A great address and an amazing clubhouse. A historical club – with very few members, sadly being ruined by jeans-wearing Americans who do not understand the clubland culture. Let the NLC serve as a warning against any other club planning to relax its dress code.
- Full name: National Liberal Club
- Location: 1 Whitehall Place
- Type: Originally a political club, now social. Very exclusive, non-commercial private members’ club
- Formed: 1882
- Membership requirements: Proposed and seconded by at least two current members. Short waiting list.
Probably the most stunning interior of all the traditional Gentlemen’s clubs in London – but visitors are usually duly impressed long before walking through the front door. Not only does the club have the most impressive address of all London clubs – 1 Whitehall Place – but the building itself, design by Alfred Waterhouse (who also designed the Natural History Museum), stands like a royal palace just off the embankment. Overlooking the Thames and the London Eye, the lucky members of the National Liberal Club not only are able to enjoy their summer drinks on one of London’s best terraces, but also have the best view in the city of the New Year’s firework.

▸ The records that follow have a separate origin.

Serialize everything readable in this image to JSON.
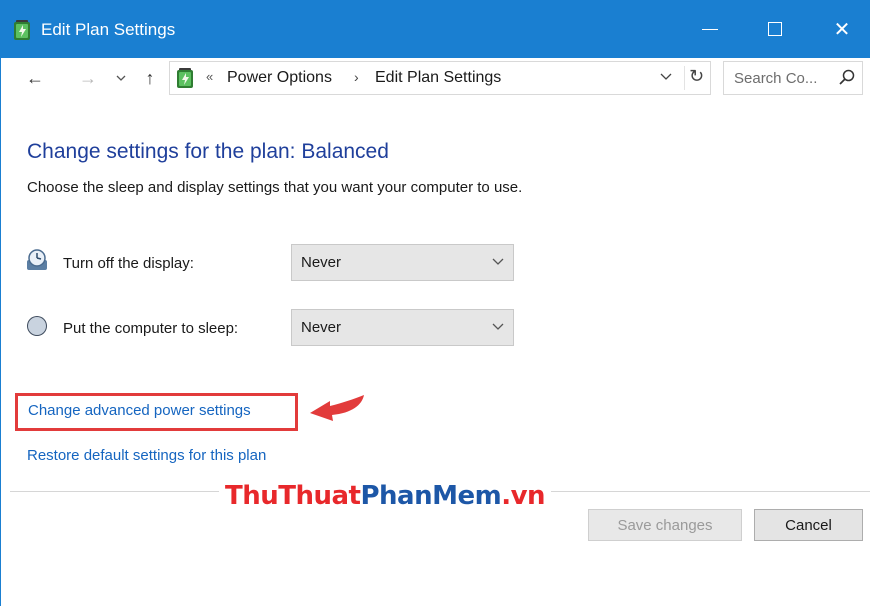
{
  "window": {
    "title": "Edit Plan Settings",
    "accent_color": "#1a7fd1"
  },
  "titlebar": {
    "icon": "power-options-icon",
    "minimize_icon": "minimize-icon",
    "maximize_icon": "maximize-icon",
    "close_icon": "close-icon",
    "close_glyph": "✕"
  },
  "navigation": {
    "back_glyph": "←",
    "forward_glyph": "→",
    "recent_glyph": "⌄",
    "up_glyph": "↑",
    "breadcrumb_overflow": "«",
    "breadcrumb": [
      "Power Options",
      "Edit Plan Settings"
    ],
    "breadcrumb_separator": "›",
    "dropdown_glyph": "⌄",
    "refresh_glyph": "↻",
    "search_placeholder": "Search Co..."
  },
  "main": {
    "heading": "Change settings for the plan: Balanced",
    "subtitle": "Choose the sleep and display settings that you want your computer to use.",
    "settings": [
      {
        "label": "Turn off the display:",
        "value": "Never",
        "icon": "display-timer-icon"
      },
      {
        "label": "Put the computer to sleep:",
        "value": "Never",
        "icon": "sleep-moon-icon"
      }
    ],
    "advanced_link": "Change advanced power settings",
    "restore_link": "Restore default settings for this plan",
    "highlight_color": "#e23b3b"
  },
  "watermark": {
    "part1": "ThuThuat",
    "part2": "PhanMem",
    "part3": ".vn"
  },
  "footer": {
    "save_label": "Save changes",
    "save_enabled": false,
    "cancel_label": "Cancel"
  }
}
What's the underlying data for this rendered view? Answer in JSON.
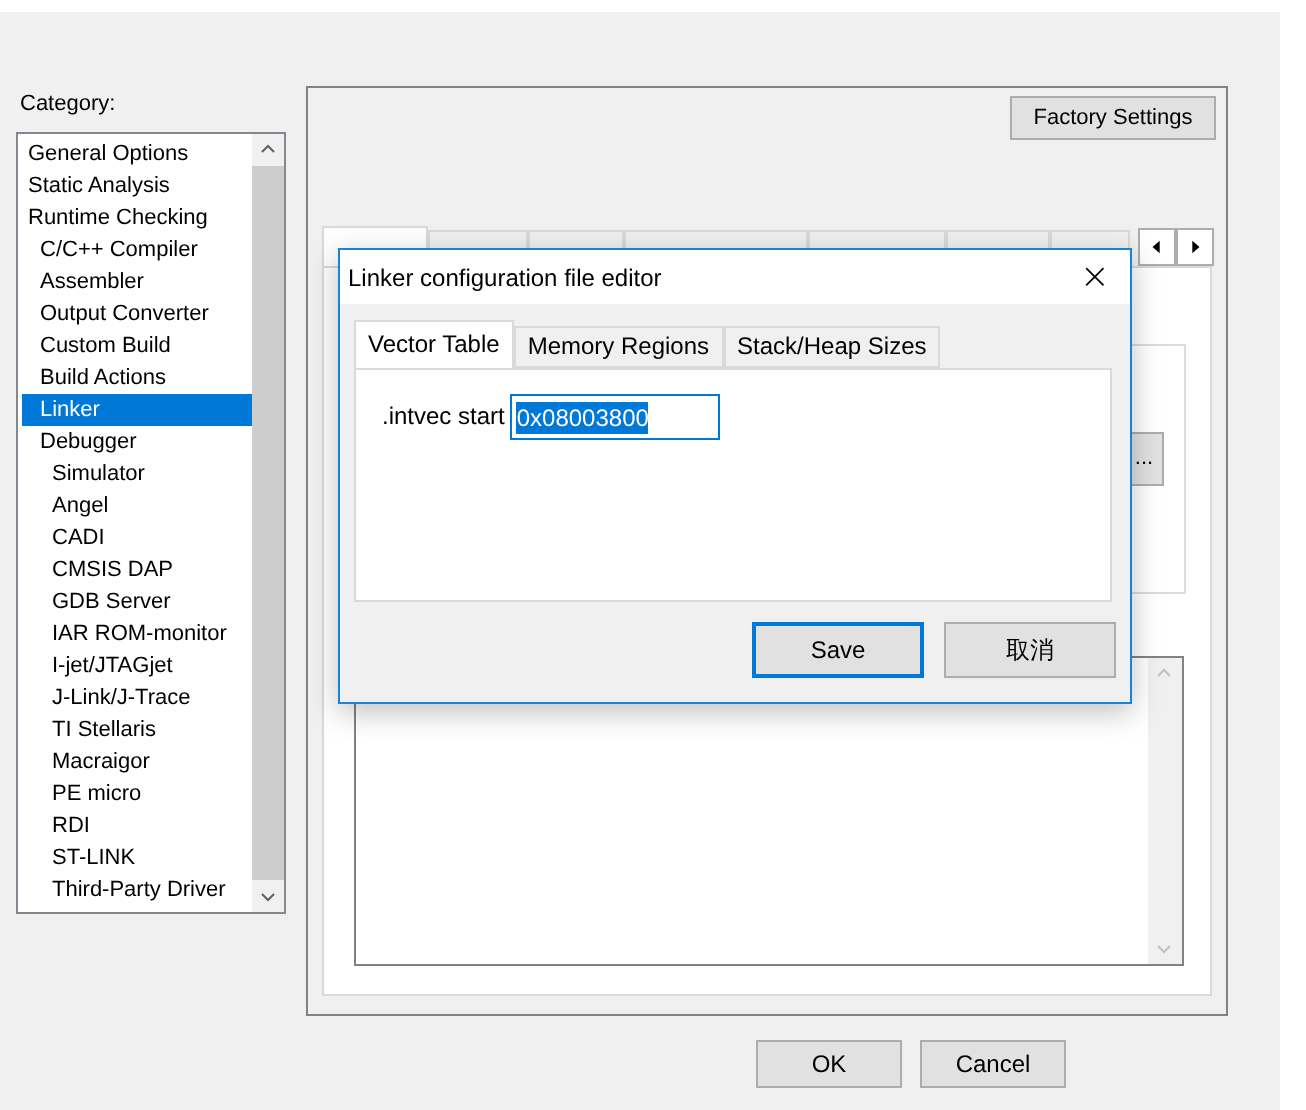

Through the front doors, you enter the Main Hall. Strict porters are there to gently guide away the curious and the American tourists who have mistaken the club for the neighbouring Royal Horseguards Hotel. But if you are lucky enough to be allowed further in, you will enter the rotunda with the largest free-standing marble staircase in Europe. An absolute magnificent piece of design, it replaces the old staircase after it was damaged during the war.
As you wander around the club, though, you cannot help but notice the tilework that covers walls, ceilings and columns throughout the building. It is certainly impressive, but the colours and style of the tiles have sometimes led to comments likening certain parts of the clubhouse to a very large and heavily decorated public lavatory. The 1st Earl of Birkenhead, who was once told off for regularly stopping by the club to use the men’s room without being a member, in a story much enjoyed and repeated in the club, simply replied “Good God! Is it a club too?”
Jokes aside, the interior of the National Liberal Club is splendid, though perhaps a bit faded. The Smoking Room, which now serves as a members’ sitting room, is stunning – as is the Dining Room, the Bar and the many club’s function rooms. As you walk around the enormous clubhouse it is hard to believe that the club originally was in fact substantially bigger yet, having been forced to sell off parts of the building to the next-door hotel during those dark clubland years of the 60s and early 70s.
The National Liberal Club today is open for both political members, of the liberal persuasion naturally, and non-political members. This was not a desperate attempt to attract more members, though. The finances looked briefly up, but is again back in red with a membership of only 1200 or so. Apparently, allowing jeans and t-shirts (see below) has backfired and many long-time members have left for more traditional clubs, such as the Reform.
If what you’re after is an ultra-traditional club with dark leather sofas, old paintings and a large smoking room, this used to be as good as it gets. Sadly, a few years ago, the NLC introduced a very relaxed come-as-you-please dress-code. The policy was pushed through against fierce opposition from some of the old-style members; many of the old guard have since resigned.
Since the changes, the NLC has accepted many jeans-wearing members who you’d otherwise suspect belonged to commercial establishments such as Home House or Onda. As a result, its reputation in clubland has plummeted and in 2023 the Oxford & Cambridge Club terminated its reciprocal agreement with NLC. As one committee member said: “It was never about the dress-code. It’s about the character of the people you want as your fellow members. If you can’t be bothered to put a tie on, you probably don’t care much for your club.”